The full effects of the injury were still developing as we leaving the vets. The vet was very concerned and she very compassionately made us copies of his X-rays and gave us the name and location of an ER if his condition worsened. It did worsen. When we took him out in the back yard before bed, he couldn’t walk without using the wrong side of his paw. He kept falling over and rolling onto his shoulder. The directions from the vet were simple, use the pain meds to keep him sedated. Don’t let him jump up or down on anything and try to protect his neck. We caught the injury very early so the prognosis was most likely favorable.
The child did not deal well with having her beloved dog injured.
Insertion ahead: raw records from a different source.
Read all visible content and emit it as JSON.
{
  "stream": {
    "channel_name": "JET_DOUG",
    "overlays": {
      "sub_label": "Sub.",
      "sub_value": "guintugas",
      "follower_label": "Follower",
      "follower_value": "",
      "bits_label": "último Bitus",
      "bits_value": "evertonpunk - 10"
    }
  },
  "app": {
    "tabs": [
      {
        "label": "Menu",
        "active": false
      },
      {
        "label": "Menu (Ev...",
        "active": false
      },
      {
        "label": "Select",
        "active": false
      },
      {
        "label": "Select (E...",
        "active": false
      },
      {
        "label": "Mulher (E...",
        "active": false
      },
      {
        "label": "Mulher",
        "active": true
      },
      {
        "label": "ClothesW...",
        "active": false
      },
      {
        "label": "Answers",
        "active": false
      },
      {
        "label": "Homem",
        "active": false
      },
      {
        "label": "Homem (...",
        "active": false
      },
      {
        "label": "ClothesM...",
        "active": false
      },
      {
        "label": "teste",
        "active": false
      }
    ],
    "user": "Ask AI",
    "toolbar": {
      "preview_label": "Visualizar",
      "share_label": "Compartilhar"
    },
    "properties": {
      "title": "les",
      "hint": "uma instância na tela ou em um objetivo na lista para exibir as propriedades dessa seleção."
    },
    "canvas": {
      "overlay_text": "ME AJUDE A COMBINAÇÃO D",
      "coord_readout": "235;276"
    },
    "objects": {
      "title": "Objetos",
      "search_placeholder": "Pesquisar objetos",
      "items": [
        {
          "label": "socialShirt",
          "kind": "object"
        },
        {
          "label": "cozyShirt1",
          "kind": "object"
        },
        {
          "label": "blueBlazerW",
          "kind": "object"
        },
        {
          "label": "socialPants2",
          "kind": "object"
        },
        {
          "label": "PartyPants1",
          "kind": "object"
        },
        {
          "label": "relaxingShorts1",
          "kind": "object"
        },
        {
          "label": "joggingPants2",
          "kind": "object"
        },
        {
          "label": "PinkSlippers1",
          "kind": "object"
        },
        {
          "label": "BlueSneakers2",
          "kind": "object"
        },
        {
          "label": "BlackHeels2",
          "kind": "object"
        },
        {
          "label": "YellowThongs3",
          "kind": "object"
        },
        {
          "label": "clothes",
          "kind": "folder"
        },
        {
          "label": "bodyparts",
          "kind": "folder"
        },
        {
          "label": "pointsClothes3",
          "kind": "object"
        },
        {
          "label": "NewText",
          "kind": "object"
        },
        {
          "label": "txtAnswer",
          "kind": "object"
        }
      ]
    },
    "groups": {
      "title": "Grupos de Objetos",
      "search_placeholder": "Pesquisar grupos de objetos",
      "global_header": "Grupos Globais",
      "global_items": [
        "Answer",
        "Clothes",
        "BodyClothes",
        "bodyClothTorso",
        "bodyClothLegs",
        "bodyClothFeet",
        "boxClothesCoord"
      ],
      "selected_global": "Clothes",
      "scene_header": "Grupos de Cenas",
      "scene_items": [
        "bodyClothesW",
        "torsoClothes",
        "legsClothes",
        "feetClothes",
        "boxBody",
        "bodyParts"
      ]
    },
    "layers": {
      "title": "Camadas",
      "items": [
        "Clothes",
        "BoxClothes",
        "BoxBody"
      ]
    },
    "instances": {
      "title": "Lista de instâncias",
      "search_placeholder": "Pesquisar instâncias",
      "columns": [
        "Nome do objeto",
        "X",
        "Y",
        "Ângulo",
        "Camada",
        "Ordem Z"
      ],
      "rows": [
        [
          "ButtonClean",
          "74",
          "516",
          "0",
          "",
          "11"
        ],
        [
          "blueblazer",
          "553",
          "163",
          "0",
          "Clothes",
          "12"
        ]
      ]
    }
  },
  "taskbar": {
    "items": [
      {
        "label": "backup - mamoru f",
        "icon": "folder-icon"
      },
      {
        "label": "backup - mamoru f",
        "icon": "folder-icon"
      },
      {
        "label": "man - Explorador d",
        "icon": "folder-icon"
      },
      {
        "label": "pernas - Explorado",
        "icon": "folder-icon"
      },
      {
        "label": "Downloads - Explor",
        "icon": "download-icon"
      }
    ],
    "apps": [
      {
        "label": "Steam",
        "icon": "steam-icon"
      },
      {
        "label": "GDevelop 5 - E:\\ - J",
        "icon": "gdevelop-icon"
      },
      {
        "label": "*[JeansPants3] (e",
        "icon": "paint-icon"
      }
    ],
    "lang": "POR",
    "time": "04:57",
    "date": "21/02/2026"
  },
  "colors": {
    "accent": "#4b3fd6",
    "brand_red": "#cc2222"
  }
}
Suffice to say there was whaling.
The next morning, Tango was noticeably better. He was less mad-cow and more drunken master. He was wobbly, but not falling. I did observe him walking sideways on occasion, which is very strange to see a dog do. I stayed home with him for a few hours while Laura went to school. Although sedated, he never went to sleep, he just sat there all morning, panting.
He didn’t move much during the day, but he did roust himself from his bed into the kitchen while dinner was cooking. He also took his seat at the base of the table when we were eating. He was really cute, but the way his tail was wagging, he nearly knocked himself over. You’ve heard the expression, “Tail wagging the dog”; this was it.
Tuesday morning he was much better. During his first walk around the yard, (pre-medication) he was almost prancing. If he walked for more than a minute or so, he started to wobble again. I worked from home all morning while he laid sedated in his bed. Like everyone else in this house, the dog is willful. The sedation keeps him down only until he wants to get up.
He keeps getting better day by day. He is going to pull through this just fine. The trick is going to be to remember in the weeks to come that he is injured and in need to time to heal. Like humans, just because we look OK, doesn’t mean we are. We are quick to injure and slow to heal. We are fragile and easily harmed. Healing is a process.
Tango is an old dog. He was between one and two years old when we rescued him from the pound. He was one of many chihuahuas that were being hoarded by a person in Riverside. Most of those dogs were put down. We’ve had Tango for about 9 years now. He has quite the personality. When he was a puppy, Laura kicked him out of the bathroom while she bathed The Child. The dog didn’t care for it that much, so he proceeded to eat the couch. He showed us. Funny how pets wind their way into our hearts, minds and memories.